In April, I discussed an editorial that attempted to downplay the danger of carbon emissions, in part by pointing out that the rate of carbon release to the atmosphere had slowed down in recent years. I tried to emphasize that a reduction in the rate of increase does not mean that everything’s suddenly okay. Generally speaking, you might find that a lot of my commentary here carries the message that recent progress is wonderful, but must be ongoing, and that short-term gains should never overshadow the severity of the problems we face or the amount of work to be done.
Now, recent research reported on at Science Daily strongly reinforces the notion that recent, slight reductions in the rate of carbon emissions are practically irrelevant considering the huge numbers we are dealing with every year. That research compares information about current carbon release to geological data about the twenty-thousand year period 55.9 million years ago known as the Paleocene-Eocene Thermal Maximum. During this period, the global temperature rose eleven degrees Fahrenheit, and the scientific evidence shows that this coincided with a vast increase in the concentrations of carbon in the atmosphere. Thus, scientists have recently been looking at the PETM period as the closest historical parallel to current global warming trends. The new analysis indicates that carbon is now being released into the atmosphere at a rate that is ten times faster than it was during the PETM.

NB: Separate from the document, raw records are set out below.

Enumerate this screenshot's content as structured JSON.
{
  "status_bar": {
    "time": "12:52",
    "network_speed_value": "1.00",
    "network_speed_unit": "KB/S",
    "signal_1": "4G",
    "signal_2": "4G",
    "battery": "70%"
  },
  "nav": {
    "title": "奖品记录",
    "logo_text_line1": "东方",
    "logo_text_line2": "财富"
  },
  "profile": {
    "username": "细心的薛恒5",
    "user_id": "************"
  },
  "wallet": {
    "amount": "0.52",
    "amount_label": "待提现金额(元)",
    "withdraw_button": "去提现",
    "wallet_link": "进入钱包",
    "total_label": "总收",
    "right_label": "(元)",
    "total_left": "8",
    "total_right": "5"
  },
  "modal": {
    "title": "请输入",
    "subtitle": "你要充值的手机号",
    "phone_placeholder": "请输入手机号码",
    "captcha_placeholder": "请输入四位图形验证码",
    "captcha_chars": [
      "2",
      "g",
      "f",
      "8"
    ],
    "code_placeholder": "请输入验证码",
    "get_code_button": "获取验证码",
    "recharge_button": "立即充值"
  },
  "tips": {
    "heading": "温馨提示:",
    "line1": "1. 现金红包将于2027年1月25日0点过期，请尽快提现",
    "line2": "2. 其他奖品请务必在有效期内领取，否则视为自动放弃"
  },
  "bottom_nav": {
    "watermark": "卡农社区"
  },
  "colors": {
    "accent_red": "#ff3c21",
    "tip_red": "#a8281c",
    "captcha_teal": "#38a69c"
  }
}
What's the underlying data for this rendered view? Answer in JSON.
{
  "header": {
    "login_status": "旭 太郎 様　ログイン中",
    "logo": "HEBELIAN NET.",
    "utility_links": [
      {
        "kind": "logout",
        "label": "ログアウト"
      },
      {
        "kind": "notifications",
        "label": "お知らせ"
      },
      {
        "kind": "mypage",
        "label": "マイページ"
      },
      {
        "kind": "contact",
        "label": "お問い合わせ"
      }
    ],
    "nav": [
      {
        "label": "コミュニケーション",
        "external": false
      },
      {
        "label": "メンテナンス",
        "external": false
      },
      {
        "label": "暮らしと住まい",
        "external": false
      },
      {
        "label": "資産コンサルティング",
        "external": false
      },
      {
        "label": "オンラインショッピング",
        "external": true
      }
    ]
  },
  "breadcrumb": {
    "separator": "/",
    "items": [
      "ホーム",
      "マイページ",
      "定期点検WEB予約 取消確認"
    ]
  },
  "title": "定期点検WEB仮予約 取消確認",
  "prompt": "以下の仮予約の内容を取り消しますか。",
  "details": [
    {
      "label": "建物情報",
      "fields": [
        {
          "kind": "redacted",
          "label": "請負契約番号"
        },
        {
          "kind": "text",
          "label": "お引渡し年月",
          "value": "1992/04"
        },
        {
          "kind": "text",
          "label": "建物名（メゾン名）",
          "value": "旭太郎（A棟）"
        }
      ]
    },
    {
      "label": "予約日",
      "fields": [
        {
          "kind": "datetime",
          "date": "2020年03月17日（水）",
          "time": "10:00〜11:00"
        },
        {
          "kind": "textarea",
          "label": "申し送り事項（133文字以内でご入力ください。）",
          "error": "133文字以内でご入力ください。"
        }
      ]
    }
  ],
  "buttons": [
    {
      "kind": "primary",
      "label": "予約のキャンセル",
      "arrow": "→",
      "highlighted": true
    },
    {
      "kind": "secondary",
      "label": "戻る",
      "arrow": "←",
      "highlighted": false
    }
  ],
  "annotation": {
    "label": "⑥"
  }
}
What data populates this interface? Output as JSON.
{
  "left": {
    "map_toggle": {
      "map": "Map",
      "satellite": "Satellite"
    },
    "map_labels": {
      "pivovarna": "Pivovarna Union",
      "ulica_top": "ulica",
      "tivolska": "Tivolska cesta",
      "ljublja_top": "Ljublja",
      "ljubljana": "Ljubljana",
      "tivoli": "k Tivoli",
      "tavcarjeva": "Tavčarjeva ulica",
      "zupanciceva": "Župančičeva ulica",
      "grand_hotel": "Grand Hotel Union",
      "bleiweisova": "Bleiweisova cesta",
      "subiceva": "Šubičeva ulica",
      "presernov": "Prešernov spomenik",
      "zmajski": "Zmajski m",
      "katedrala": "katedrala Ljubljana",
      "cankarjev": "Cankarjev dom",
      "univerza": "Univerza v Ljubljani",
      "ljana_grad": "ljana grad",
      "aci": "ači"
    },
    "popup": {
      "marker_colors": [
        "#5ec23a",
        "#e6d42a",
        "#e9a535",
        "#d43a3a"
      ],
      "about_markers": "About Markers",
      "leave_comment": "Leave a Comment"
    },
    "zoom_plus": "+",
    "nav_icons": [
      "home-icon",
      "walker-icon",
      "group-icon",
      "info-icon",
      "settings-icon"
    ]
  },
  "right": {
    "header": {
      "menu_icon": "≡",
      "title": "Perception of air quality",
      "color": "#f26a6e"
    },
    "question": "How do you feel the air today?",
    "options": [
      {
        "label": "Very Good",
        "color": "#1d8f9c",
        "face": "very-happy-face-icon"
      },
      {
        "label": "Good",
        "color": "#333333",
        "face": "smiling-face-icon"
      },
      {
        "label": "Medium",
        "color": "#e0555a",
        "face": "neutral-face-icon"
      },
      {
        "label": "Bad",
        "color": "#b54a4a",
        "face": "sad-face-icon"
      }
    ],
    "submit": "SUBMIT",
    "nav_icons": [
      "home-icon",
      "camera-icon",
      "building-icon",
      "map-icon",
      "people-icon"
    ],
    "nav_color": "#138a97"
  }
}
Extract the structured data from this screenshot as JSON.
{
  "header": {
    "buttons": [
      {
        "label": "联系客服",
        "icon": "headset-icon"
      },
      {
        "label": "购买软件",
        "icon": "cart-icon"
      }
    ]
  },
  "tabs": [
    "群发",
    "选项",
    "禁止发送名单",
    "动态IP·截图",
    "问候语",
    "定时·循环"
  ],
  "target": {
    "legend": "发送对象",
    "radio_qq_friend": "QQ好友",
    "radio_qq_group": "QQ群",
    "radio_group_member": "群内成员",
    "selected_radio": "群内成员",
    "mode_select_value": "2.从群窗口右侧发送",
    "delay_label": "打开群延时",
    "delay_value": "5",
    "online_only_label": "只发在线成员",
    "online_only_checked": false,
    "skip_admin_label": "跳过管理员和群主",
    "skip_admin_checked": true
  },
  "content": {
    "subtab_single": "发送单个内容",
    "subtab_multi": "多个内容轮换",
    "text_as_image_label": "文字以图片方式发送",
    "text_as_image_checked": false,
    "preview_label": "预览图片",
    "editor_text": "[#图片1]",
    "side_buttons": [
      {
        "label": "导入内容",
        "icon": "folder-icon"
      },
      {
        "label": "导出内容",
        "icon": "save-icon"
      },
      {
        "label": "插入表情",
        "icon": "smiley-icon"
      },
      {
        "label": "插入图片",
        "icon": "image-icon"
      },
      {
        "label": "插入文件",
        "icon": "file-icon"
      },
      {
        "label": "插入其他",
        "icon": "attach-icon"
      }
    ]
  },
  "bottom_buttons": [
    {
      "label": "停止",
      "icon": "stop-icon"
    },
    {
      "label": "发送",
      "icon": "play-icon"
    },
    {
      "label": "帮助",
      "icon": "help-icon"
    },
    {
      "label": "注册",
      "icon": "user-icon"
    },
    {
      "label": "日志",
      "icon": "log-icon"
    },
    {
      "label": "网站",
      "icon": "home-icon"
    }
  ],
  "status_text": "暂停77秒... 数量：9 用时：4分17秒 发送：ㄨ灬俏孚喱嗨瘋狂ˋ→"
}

That is a powerful statistic, and it should bring into sharp focus the extent of the challenges we are facing in the form of carbon emissions and global warming. In a time when human activity is having so profound and so unprecedented an impact on our environment, we cannot rightly take pride in our efforts to counteract it unless those efforts are reflected in our entire lifestyle. It will take nothing short of a societal transformation to bring carbon emissions back down to a reasonable level. We can start by driving fuel-efficient cars, or hybrids or electric, and can also certainly drive less or not at all. We can offset our carbon footprints by conserving at home and using energy-efficient appliances. And at the level of government and businesses and charitable organizations, we must work to plant trees, and institute bamboo agro forestry, and develop cleaner industrial processes and infrastructure, and market products that can be produced more efficiently.
Everything that we can do we must do for the sake of promoting a greener, more sustainable world. Many of those alternatives ultimately require collective action or the sort of high-profile investment the average person can’t afford. But absolutely everything begins at the level of the individual, whether by reducing your personal energy consumption, or by promoting environmental causes in your community or by putting pressure on your political representatives to take up green initiatives, or by purchasing environmentally sustainable products and supporting the most environmentally conscious businesses while boycotting the worst. By buying bamboo sheets and bamboo clothing, you make high quality green products part of a comprehensive lifestyle of environmental change, and you support a resource that can help to capture some of the copious amounts of carbon that are being rapidly poured into the atmosphere. Consider that as one of many options for working to counteract the unwitting damage done in modern times. When the situation we’re facing is worse than it’s been in 55.9 million years, it takes more than a little progress, and more than a little effort, to turn it around.